A surgeon being pursued for damages by dozens of patients was allowed to botch operations for years without a health board having any checks in place to pick up mistakes, according to a BBC Scotland investigation.
A documentary to be broadcast tonight suggests Professor Muftah Salem Eljamel was not stopped by NHS Tayside even after an external investigation found he was injuring patients.
To claim that you have done an operation in this critical area, and then not to do it shows a complete lack of any consideration for the patientDONALD CAMPBELL
The investigation has uncovered claims that some patients were told that operations had taken place when they had not actually been carried out.
Prof Eljamel, a neurological surgeon in Tayside since 1995, was suspended in 2014 after a patient had surgery on the wrong spinal disc at Ninewells Hospital, Dundee.
Prof Eljamel avoided a General Medical Council tribunal three years ago after removing himself from the medical register in the wake of up to 100 cases emerging against him.
Although this meant he is no longer able to practise medicine in the UK, Prof Eljamel. formerly of Newport-on-Tay, is understood to be running a neurosurgery business in the United States.
The BBC Scotland Disclosure programme asked patients of Prof Eljamel to access their medical records and, with their permission, shared their scans and notes with expert neurosurgeon Donald Campbell.
In one case Mr Campbell said that Prof Eljamel had over-stated a spinal operation’s chances of success.
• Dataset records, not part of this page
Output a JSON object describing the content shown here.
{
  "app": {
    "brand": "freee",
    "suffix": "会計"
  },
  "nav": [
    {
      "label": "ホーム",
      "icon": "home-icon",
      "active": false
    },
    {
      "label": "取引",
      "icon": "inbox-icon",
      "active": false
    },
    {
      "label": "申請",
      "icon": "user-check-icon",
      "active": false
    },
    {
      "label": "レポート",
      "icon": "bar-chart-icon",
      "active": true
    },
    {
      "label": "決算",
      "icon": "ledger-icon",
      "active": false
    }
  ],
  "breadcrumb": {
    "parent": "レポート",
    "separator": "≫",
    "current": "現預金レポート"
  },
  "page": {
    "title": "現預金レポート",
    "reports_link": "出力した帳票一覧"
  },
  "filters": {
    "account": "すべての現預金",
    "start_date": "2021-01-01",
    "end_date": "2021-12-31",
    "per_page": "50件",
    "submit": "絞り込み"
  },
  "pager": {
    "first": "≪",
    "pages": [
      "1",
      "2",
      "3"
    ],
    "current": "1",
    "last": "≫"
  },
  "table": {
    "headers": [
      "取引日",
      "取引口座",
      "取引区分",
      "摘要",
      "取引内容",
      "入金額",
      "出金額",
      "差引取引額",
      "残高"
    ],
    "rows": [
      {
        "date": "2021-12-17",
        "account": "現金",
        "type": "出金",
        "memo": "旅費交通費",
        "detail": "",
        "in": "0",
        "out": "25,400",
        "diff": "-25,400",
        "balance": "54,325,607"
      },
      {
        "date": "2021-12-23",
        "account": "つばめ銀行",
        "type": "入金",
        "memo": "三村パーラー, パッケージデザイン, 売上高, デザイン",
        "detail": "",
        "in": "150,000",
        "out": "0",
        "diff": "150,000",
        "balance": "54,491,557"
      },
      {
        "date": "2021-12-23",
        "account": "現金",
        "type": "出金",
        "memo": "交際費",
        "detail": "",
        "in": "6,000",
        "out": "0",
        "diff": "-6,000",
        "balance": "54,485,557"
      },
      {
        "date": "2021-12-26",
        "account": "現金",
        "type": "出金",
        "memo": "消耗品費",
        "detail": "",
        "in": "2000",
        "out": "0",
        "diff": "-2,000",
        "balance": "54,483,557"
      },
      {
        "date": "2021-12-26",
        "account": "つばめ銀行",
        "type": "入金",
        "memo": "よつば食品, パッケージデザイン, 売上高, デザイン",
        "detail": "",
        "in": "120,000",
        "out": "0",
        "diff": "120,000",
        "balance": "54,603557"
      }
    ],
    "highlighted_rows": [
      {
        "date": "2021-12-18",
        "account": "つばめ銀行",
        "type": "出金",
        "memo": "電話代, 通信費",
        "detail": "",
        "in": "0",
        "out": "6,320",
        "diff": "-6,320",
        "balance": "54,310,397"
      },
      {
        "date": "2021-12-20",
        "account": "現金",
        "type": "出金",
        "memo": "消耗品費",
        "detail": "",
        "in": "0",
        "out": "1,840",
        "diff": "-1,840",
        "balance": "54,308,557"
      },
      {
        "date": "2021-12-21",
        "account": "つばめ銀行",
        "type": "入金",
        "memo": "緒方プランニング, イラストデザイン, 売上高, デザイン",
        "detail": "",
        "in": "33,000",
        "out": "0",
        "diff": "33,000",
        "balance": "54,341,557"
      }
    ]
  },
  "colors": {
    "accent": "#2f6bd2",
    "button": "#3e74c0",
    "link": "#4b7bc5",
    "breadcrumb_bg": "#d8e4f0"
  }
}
In two others, he believes the surgery was not done at all.
Mr Campbell told the programme: “Well that was negligent. There’s no other description. It’s completely unacceptable.”
Referring to one case of a former patient, Patrick Kelly, who believed he had spinal surgery in 2007, Mr Campbell said: “As far as I can see, he’s never actually removed any bone or disc.
“He’s opened the patient and then come out again.
“I can’t think of any explanation why that should be done. To claim that you have done an operation in this critical area, and then not to do it, knowing that the result of approaching the area and not operating on it will be to leave such scar tissue that no-one else is going to operate on it shows a complete lack of any consideration for the patient.”
NHS Tayside told the documentary team that it first became aware of concerns in June 2013 and that they took “immediate action” and placed Prof Eljamel “under supervision” while they reviewed his work.
They also called in the Royal College of Surgeons in England to investigate Prof Eljamel. But the documentary claims that even at the point the surgeon was under supervision, he was still able to harm patients.
The programme also says an internal NHS Tayside report stated the recognised practice was for a surgeon to carry out an X-ray on the patient’s spine on the operating table to ensure surgery was carried out on the correct disc, but that Prof Eljamel would instead “manually manipulate and count the spinal bones”, and operate without taking the X-ray.
The documentary also claims he taught junior surgeons to operate in this way, and that they too harmed patients.
A spokeswoman for NHS Tayside said: “There has been much learning by the organisation immediately following these events and many improvements have been made over the past five years.”
Prof Eljamel’s lawyer told BBC Scotland his client had “no comment to make”.